NEW YORK, June 26 (Reuters Health) - Doctors using electronic health records are less likely to get sued than their colleagues who use traditional paper records, a new Massachusetts study showed.
The technology is being adopted by U.S. medical practices to decrease errors and streamline patient care and is an element on which President Barack Obama's healthcare overhaul has focused.
Some researchers have expressed concern that when using new, unfamiliar systems doctors could make more mistakes, such as writing notes and prescribing drugs in the wrong patient's record.
"While there's a general belief that they're helpful ... there's also been concern that these same systems can predispose to unrecognized types of (errors) and unsafe events," said Dr. Steven Simon of the VA Boston Healthcare System.
Simon and his colleagues found that using electronic health records (EHR) was tied to an 84 percent lower chance of getting sued. Their study was published on Monday in the Archives of Internal Medicine. http://bit.ly/QceVBj
"If nothing else, these results should be reassuring to physicians and to practices that there's a very, very little chance that EHRs and EHR adoption would increase their chance of malpractice claims," Simon told Reuters Health.
One researcher not involved in the study cautioned that doctors may have to wait to see the longer-term effects of electronic records on malpractice lawsuits, including whether the technology allows more medical decisions to be scrutinized in court.

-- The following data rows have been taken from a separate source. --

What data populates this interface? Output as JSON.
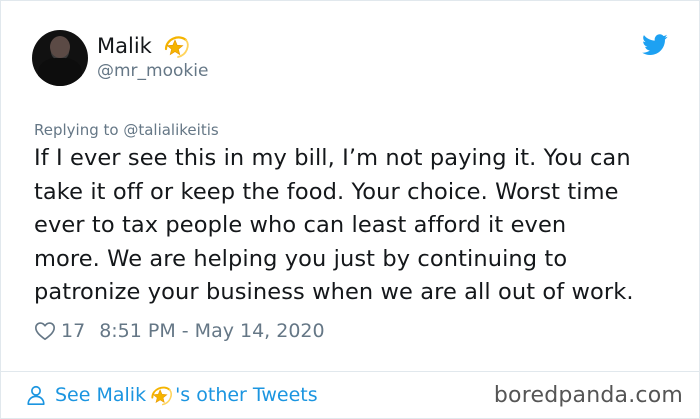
{
  "author": {
    "name": "Malik",
    "handle": "@mr_mookie"
  },
  "reply_to": "Replying to @talialikeitis",
  "tweet": {
    "lines": [
      "If I ever see this in my bill, I’m not paying it. You can",
      "take it off or keep the food. Your choice. Worst time",
      "ever to tax people who can least afford it even",
      "more. We are helping you just by continuing to",
      "patronize your business when we are all out of work."
    ],
    "likes": "17",
    "timestamp": "8:51 PM - May 14, 2020"
  },
  "footer": {
    "see_prefix": "See Malik",
    "see_suffix": "'s other Tweets",
    "watermark": "boredpanda.com"
  },
  "icons": {
    "star": "dizzy-star-icon",
    "bird": "twitter-bird-icon",
    "heart": "heart-outline-icon",
    "person": "person-outline-icon"
  },
  "colors": {
    "twitter_blue": "#1da1f2",
    "link_blue": "#1b95e0",
    "secondary_text": "#657786",
    "star_gold": "#f5b400"
  }
}
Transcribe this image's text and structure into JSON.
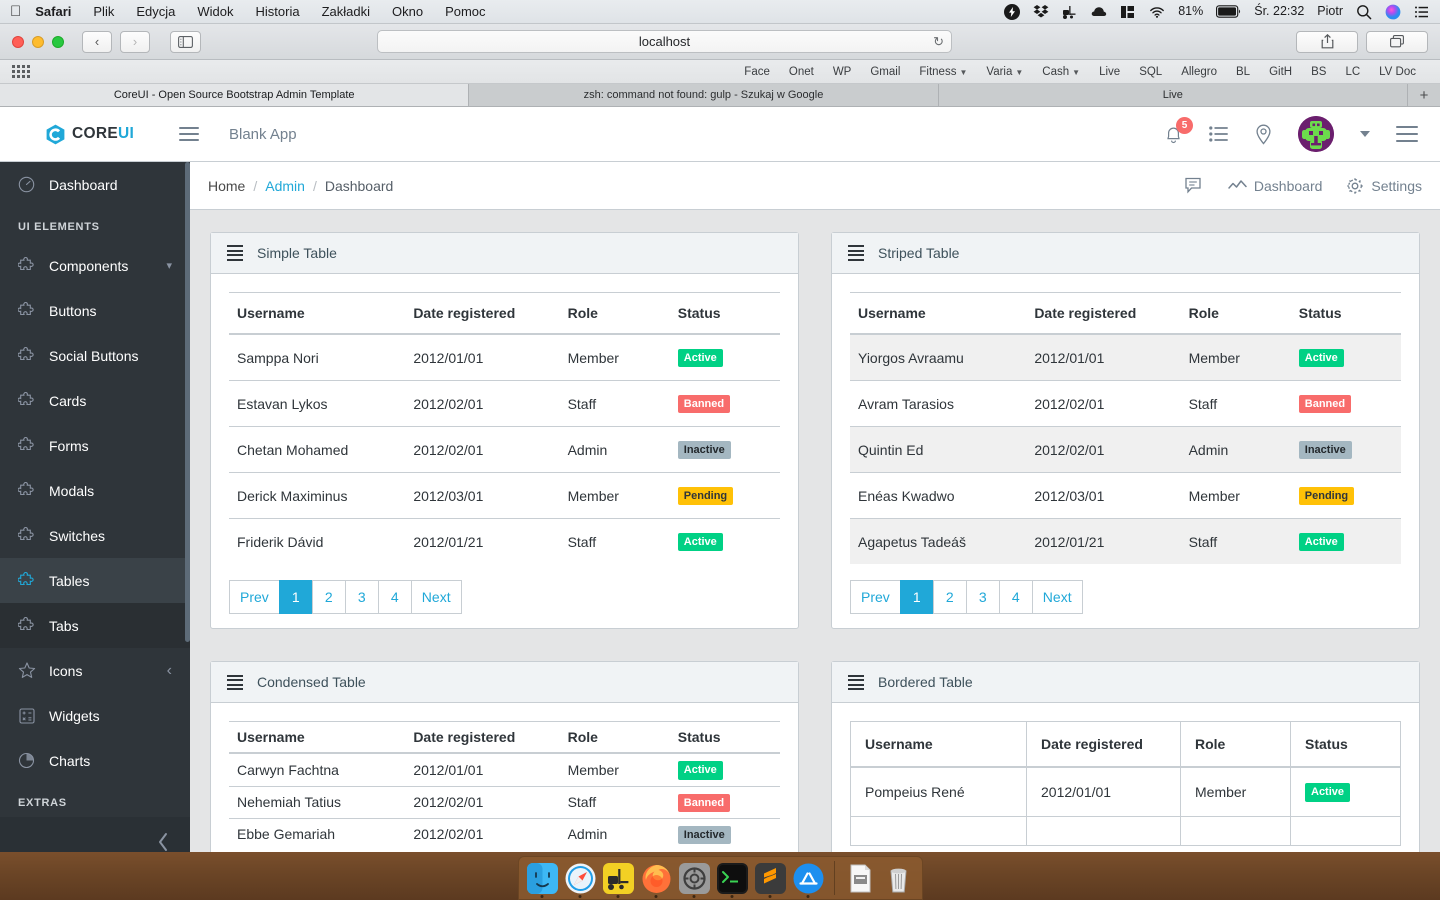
{
  "os": {
    "menubar": {
      "apple_icon": "apple-icon",
      "items": [
        {
          "label": "Safari",
          "bold": true
        },
        {
          "label": "Plik",
          "bold": false
        },
        {
          "label": "Edycja",
          "bold": false
        },
        {
          "label": "Widok",
          "bold": false
        },
        {
          "label": "Historia",
          "bold": false
        },
        {
          "label": "Zakładki",
          "bold": false
        },
        {
          "label": "Okno",
          "bold": false
        },
        {
          "label": "Pomoc",
          "bold": false
        }
      ],
      "status_icons": [
        "flash-icon",
        "dropbox-icon",
        "forklift-icon",
        "cloud-icon",
        "window-layout-icon",
        "wifi-icon"
      ],
      "battery_percent": "81%",
      "clock": "Śr. 22:32",
      "user": "Piotr",
      "search_icon": "search-icon",
      "siri_icon": "siri-icon",
      "control-center_icon": "list-icon"
    }
  },
  "browser": {
    "back_icon": "chevron-left-icon",
    "forward_icon": "chevron-right-icon",
    "sidebar_icon": "sidebar-icon",
    "url": "localhost",
    "reload_icon": "reload-icon",
    "share_icon": "share-icon",
    "tabs_overview_icon": "tabs-icon",
    "bookmarks": [
      {
        "label": "Face",
        "dropdown": false
      },
      {
        "label": "Onet",
        "dropdown": false
      },
      {
        "label": "WP",
        "dropdown": false
      },
      {
        "label": "Gmail",
        "dropdown": false
      },
      {
        "label": "Fitness",
        "dropdown": true
      },
      {
        "label": "Varia",
        "dropdown": true
      },
      {
        "label": "Cash",
        "dropdown": true
      },
      {
        "label": "Live",
        "dropdown": false
      },
      {
        "label": "SQL",
        "dropdown": false
      },
      {
        "label": "Allegro",
        "dropdown": false
      },
      {
        "label": "BL",
        "dropdown": false
      },
      {
        "label": "GitH",
        "dropdown": false
      },
      {
        "label": "BS",
        "dropdown": false
      },
      {
        "label": "LC",
        "dropdown": false
      },
      {
        "label": "LV Doc",
        "dropdown": false
      }
    ],
    "tabs": [
      {
        "label": "CoreUI - Open Source Bootstrap Admin Template",
        "active": true
      },
      {
        "label": "zsh: command not found: gulp - Szukaj w Google",
        "active": false
      },
      {
        "label": "Live",
        "active": false
      }
    ],
    "new_tab_label": "+"
  },
  "app": {
    "brand": {
      "name_dark": "CORE",
      "name_accent": "UI",
      "logo_icon": "coreui-logo-icon"
    },
    "menu_toggle_icon": "hamburger-icon",
    "title": "Blank App",
    "header_actions": {
      "bell_icon": "bell-icon",
      "bell_badge": "5",
      "list_icon": "task-list-icon",
      "location_icon": "map-pin-icon",
      "avatar": "user-avatar",
      "caret_icon": "caret-down-icon",
      "aside_toggle_icon": "hamburger-icon"
    },
    "sidebar": {
      "items": [
        {
          "label": "Dashboard",
          "icon": "speedometer-icon",
          "state": "default",
          "caret": null
        },
        {
          "label": "UI ELEMENTS",
          "icon": null,
          "state": "title",
          "caret": null
        },
        {
          "label": "Components",
          "icon": "puzzle-icon",
          "state": "default",
          "caret": "chevron-down-icon"
        },
        {
          "label": "Buttons",
          "icon": "puzzle-icon",
          "state": "default",
          "caret": null
        },
        {
          "label": "Social Buttons",
          "icon": "puzzle-icon",
          "state": "default",
          "caret": null
        },
        {
          "label": "Cards",
          "icon": "puzzle-icon",
          "state": "default",
          "caret": null
        },
        {
          "label": "Forms",
          "icon": "puzzle-icon",
          "state": "default",
          "caret": null
        },
        {
          "label": "Modals",
          "icon": "puzzle-icon",
          "state": "default",
          "caret": null
        },
        {
          "label": "Switches",
          "icon": "puzzle-icon",
          "state": "default",
          "caret": null
        },
        {
          "label": "Tables",
          "icon": "puzzle-icon",
          "state": "active",
          "caret": null
        },
        {
          "label": "Tabs",
          "icon": "puzzle-icon",
          "state": "hover",
          "caret": null
        },
        {
          "label": "Icons",
          "icon": "star-icon",
          "state": "default",
          "caret": "chevron-left-icon"
        },
        {
          "label": "Widgets",
          "icon": "calculator-icon",
          "state": "default",
          "caret": null
        },
        {
          "label": "Charts",
          "icon": "pie-chart-icon",
          "state": "default",
          "caret": null
        },
        {
          "label": "EXTRAS",
          "icon": null,
          "state": "title",
          "caret": null
        }
      ],
      "minimizer_icon": "chevron-left-icon"
    },
    "breadcrumb": {
      "items": [
        {
          "label": "Home",
          "link": false
        },
        {
          "label": "Admin",
          "link": true
        },
        {
          "label": "Dashboard",
          "link": false
        }
      ],
      "separator": "/",
      "actions": [
        {
          "label": "",
          "icon": "speech-bubble-icon"
        },
        {
          "label": "Dashboard",
          "icon": "graph-icon"
        },
        {
          "label": "Settings",
          "icon": "gear-icon"
        }
      ]
    },
    "columns": [
      "Username",
      "Date registered",
      "Role",
      "Status"
    ],
    "pagination": {
      "prev": "Prev",
      "pages": [
        "1",
        "2",
        "3",
        "4"
      ],
      "active": "1",
      "next": "Next"
    },
    "cards": [
      {
        "title": "Simple Table",
        "icon": "table-icon",
        "variant": "simple",
        "rows": [
          {
            "username": "Samppa Nori",
            "date": "2012/01/01",
            "role": "Member",
            "status": "Active",
            "status_type": "success"
          },
          {
            "username": "Estavan Lykos",
            "date": "2012/02/01",
            "role": "Staff",
            "status": "Banned",
            "status_type": "danger"
          },
          {
            "username": "Chetan Mohamed",
            "date": "2012/02/01",
            "role": "Admin",
            "status": "Inactive",
            "status_type": "secondary"
          },
          {
            "username": "Derick Maximinus",
            "date": "2012/03/01",
            "role": "Member",
            "status": "Pending",
            "status_type": "warning"
          },
          {
            "username": "Friderik Dávid",
            "date": "2012/01/21",
            "role": "Staff",
            "status": "Active",
            "status_type": "success"
          }
        ],
        "has_pagination": true
      },
      {
        "title": "Striped Table",
        "icon": "table-icon",
        "variant": "striped",
        "rows": [
          {
            "username": "Yiorgos Avraamu",
            "date": "2012/01/01",
            "role": "Member",
            "status": "Active",
            "status_type": "success"
          },
          {
            "username": "Avram Tarasios",
            "date": "2012/02/01",
            "role": "Staff",
            "status": "Banned",
            "status_type": "danger"
          },
          {
            "username": "Quintin Ed",
            "date": "2012/02/01",
            "role": "Admin",
            "status": "Inactive",
            "status_type": "secondary"
          },
          {
            "username": "Enéas Kwadwo",
            "date": "2012/03/01",
            "role": "Member",
            "status": "Pending",
            "status_type": "warning"
          },
          {
            "username": "Agapetus Tadeáš",
            "date": "2012/01/21",
            "role": "Staff",
            "status": "Active",
            "status_type": "success"
          }
        ],
        "has_pagination": true
      },
      {
        "title": "Condensed Table",
        "icon": "table-icon",
        "variant": "condensed",
        "rows": [
          {
            "username": "Carwyn Fachtna",
            "date": "2012/01/01",
            "role": "Member",
            "status": "Active",
            "status_type": "success"
          },
          {
            "username": "Nehemiah Tatius",
            "date": "2012/02/01",
            "role": "Staff",
            "status": "Banned",
            "status_type": "danger"
          },
          {
            "username": "Ebbe Gemariah",
            "date": "2012/02/01",
            "role": "Admin",
            "status": "Inactive",
            "status_type": "secondary"
          }
        ],
        "has_pagination": false
      },
      {
        "title": "Bordered Table",
        "icon": "table-icon",
        "variant": "bordered",
        "rows": [
          {
            "username": "Pompeius René",
            "date": "2012/01/01",
            "role": "Member",
            "status": "Active",
            "status_type": "success"
          },
          {
            "username": "",
            "date": "",
            "role": "",
            "status": "",
            "status_type": "none"
          }
        ],
        "has_pagination": false
      }
    ]
  },
  "dock": {
    "items": [
      {
        "name": "finder-icon"
      },
      {
        "name": "safari-icon"
      },
      {
        "name": "forklift-icon"
      },
      {
        "name": "firefox-icon"
      },
      {
        "name": "system-preferences-icon"
      },
      {
        "name": "terminal-icon"
      },
      {
        "name": "sublime-text-icon"
      },
      {
        "name": "app-store-icon"
      }
    ],
    "right_items": [
      {
        "name": "document-icon"
      },
      {
        "name": "trash-icon"
      }
    ]
  },
  "colors": {
    "accent": "#20a8d8",
    "sidebar_bg": "#2f353a",
    "success": "#00d185",
    "danger": "#f86c6b",
    "secondary": "#a4b7c1",
    "warning": "#ffc107"
  }
}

Simon estimated that about one-third of U.S. practices are currently using electronic health records, which allow different doctors treating a single patient to access each other's notes and see what medications have been prescribed.
More advanced systems warn doctors if they are about to prescribe a drug that may interact with other medications a patient is taking.
IMPROVING QUALITY OF CARE
For the study, Simon and his colleagues surveyed 275 Massachusetts doctors in 2005 and 2007 about if and when they had adopted electronic health records and compared that to medical malpractice claims against those doctors starting in 1995.
Thirty-three of the participating doctors had been sued. The researchers calculated 49 claims before electronic records were adopted, including 13 resulting in a payment, and two claims after, neither leading to a payment.
"Electronic health records in general tend to improve the quality of care by decreasing the number of mistakes, and to the extent to which mistakes drive malpractice claims, you should be seeing less claims," said Dr. Sandeep Mangalmurti, who has studied health technology and malpractice at the University of Chicago.
Still, he said, there might be a period while the electronic records are being introduced that more mistakes could happen.
"There's no question there are kinds of errors that get introduced, and they're solvable," said Dr. Brian Strom, who has also studied electronic health records at the University of Pennsylvania Perelman School of Medicine in Philadelphia.
"We need an iterative process that develops the product, identifies the errors, fixes the errors and keeps testing," said Strom, who was not part of the research team.
Mangalmurti said in the long run, lawyers may use data from electronic health records in court, which could also make doctors more vulnerable to malpractice lawsuits.
"Suddenly there's a lot more information available for scrutiny," Mangalmurti, who was not involved in the new study, told Reuters Health. "Everything a physician does is now theoretically accessible by everyone." (Editing by Christine Soares)